Environmental Conservation

Papers

The world's forests: problems and potentials

Norman Myersa1 c1

a1 Green College, Oxford University, Oxford OX2 6HG, UK

Summary

The accelerating decline of many of the world's forests represents one of the greatest problems and opportunities facing the global community. However little it may be recognized in its full scope, the forests crisis constitutes a profound and often irreversible degradation of both the biosphere and humanity's prospects. If this crisis is not contained and countered, extensive sectors of the world may well lose much, if not most, of their forest cover within the foreseeable future. I have drawn on my 30 years of field research in all three major forest biomes, together with my work with dozens of governments and agencies (FAO, the World Bank, etc.), backed by an in-depth review of the literature, to appraise the forests situation from both natural-science and social-science standpoints. My main finding is that deforestation is due partly to our scientific ignorance of forests' contributions to our welfare, both actually and potentially; partly to our meagre economic understanding of what is at stake; and partly to our lack of institutional capacity to manage forests for everybody's benefit, now and forever. I argue that forests are vital to the sustainable well-being of local communities, national economies and the biosphere. Yet they attract too little attention by governments dealing with the future of forests, also dealing with the future of a world that may eventually find itself with only a fraction as many forests as today.

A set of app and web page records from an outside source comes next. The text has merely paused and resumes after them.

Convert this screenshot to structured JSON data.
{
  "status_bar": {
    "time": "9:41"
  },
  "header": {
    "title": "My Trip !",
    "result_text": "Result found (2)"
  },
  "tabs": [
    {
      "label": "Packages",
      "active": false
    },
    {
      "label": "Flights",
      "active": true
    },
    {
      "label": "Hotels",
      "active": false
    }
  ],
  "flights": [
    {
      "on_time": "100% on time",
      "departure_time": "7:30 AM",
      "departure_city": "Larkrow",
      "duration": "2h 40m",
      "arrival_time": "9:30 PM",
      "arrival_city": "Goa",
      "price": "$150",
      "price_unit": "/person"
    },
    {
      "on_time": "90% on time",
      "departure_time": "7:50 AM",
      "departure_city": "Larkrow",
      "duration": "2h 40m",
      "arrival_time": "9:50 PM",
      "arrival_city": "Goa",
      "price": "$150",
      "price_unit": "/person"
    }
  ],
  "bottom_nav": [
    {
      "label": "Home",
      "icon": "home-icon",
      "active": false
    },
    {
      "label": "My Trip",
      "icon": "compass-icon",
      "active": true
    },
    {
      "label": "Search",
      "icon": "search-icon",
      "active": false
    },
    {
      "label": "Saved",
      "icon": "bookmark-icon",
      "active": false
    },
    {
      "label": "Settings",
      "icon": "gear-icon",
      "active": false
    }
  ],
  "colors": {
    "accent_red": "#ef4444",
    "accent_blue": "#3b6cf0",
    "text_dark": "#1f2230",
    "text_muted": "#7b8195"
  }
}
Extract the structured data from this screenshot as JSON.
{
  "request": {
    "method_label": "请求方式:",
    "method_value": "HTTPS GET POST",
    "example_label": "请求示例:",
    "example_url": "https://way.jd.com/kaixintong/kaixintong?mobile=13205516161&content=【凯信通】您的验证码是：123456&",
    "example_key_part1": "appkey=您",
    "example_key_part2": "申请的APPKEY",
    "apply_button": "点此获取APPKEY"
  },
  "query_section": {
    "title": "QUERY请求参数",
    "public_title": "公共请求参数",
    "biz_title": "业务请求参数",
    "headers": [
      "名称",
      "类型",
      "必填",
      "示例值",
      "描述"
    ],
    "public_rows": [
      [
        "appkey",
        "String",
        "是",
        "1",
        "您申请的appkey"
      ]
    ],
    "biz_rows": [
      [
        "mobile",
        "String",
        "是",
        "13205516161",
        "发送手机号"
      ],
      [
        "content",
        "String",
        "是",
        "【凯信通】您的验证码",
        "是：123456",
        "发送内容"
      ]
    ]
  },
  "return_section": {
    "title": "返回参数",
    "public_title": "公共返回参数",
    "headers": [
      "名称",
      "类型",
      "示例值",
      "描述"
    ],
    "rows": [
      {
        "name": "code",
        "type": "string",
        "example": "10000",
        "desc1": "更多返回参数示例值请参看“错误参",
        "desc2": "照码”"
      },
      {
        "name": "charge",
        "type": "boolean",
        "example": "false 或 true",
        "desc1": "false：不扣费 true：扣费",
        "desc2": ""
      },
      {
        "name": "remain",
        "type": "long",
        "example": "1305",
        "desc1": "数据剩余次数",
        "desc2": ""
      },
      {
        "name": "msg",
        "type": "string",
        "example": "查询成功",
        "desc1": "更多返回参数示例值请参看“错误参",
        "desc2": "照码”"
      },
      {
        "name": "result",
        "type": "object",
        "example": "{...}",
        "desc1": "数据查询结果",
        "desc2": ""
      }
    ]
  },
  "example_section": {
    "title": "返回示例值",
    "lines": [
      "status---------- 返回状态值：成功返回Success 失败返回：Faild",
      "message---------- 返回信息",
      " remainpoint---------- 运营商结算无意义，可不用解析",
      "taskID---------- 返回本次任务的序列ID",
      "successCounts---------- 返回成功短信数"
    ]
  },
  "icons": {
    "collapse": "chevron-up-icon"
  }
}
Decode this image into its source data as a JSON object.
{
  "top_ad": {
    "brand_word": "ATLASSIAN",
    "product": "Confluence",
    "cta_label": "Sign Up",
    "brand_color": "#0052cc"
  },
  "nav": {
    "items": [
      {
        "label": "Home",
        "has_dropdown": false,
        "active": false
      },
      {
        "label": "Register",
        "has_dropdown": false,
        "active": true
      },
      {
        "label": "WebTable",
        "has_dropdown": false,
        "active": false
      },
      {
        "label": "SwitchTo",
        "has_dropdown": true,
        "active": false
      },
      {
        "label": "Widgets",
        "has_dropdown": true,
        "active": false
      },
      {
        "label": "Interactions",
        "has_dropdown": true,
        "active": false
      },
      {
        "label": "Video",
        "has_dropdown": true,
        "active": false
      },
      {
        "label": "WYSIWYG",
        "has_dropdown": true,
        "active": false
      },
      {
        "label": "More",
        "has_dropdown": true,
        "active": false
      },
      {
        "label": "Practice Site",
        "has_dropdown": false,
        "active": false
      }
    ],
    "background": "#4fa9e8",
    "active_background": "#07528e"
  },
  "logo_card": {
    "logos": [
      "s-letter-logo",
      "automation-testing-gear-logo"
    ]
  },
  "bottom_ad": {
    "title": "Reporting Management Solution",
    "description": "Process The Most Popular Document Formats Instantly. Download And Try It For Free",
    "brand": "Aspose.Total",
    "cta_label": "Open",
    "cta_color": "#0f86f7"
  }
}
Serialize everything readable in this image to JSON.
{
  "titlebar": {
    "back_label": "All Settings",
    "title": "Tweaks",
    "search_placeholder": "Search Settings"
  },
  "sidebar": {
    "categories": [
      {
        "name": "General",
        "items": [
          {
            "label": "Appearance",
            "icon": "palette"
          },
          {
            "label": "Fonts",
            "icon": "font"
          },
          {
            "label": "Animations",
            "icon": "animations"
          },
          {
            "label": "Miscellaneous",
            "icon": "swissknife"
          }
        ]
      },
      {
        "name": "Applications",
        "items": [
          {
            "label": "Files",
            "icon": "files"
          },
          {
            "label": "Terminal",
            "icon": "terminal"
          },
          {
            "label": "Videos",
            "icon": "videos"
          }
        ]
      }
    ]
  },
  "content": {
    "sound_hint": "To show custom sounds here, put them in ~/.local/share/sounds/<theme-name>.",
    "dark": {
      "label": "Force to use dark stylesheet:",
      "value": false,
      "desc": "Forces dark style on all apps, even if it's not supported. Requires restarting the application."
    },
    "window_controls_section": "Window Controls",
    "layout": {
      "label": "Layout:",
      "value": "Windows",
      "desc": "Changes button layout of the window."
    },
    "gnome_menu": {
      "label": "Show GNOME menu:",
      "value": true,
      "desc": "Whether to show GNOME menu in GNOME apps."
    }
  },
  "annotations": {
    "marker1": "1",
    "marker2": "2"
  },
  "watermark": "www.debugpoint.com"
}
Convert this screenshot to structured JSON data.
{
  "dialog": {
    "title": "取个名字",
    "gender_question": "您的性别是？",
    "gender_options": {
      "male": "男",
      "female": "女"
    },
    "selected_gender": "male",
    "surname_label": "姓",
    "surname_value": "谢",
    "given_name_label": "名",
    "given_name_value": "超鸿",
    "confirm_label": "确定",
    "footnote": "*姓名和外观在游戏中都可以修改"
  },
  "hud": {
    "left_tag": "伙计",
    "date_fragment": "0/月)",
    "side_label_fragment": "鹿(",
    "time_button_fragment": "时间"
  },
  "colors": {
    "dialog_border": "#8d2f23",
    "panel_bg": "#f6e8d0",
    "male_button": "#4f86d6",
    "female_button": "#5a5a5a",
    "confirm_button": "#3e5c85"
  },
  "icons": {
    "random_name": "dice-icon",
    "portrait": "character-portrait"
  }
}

I urge that we broaden our understanding of what it will take to save remaining forests. Primarily we should recognize that in the main this is no longer a forestry problem alone. While much can still be achieved through traditional forestry practices, also through more protected areas within forests and other ‘defensive’ measures, these activities often do no more than tackle symptoms of deeper problems. In tropical forests, for instance, we must address the source problem of shiftcd-cultivator encroachment. Anything less is akin to building a fence around tropical forests (which would take an awful lot of timber), a fence that would be speedily over-run by multitudes of land-hungry farmers.

There is growing recognition that forests make multiple contributions to the welfare of people throughout forest zones, of people throughout nations concerned, and of people throughout the world. Similarly the forests' survival depends on factors arising throughout the forests themselves, throughout nations concerned, and throughout the world. Fortunately this new recognition has been matched by growing awareness of the rapid decline of the Earth's forests.

Much of the policy programme proposed will be difficult. But it will not be so difficult as living in a world bereft of its forests.

(Received February 09 1996)

(Accepted May 31 1996)

Correspondence

c1 Dr Norman Myers, Upper Meadow, Old Road, Headington, Oxford OX3 8SZ, UK Tel: 144 1865 750387 Fax: 144 1865 741538 e-mail: normanmyers@gn.apc.org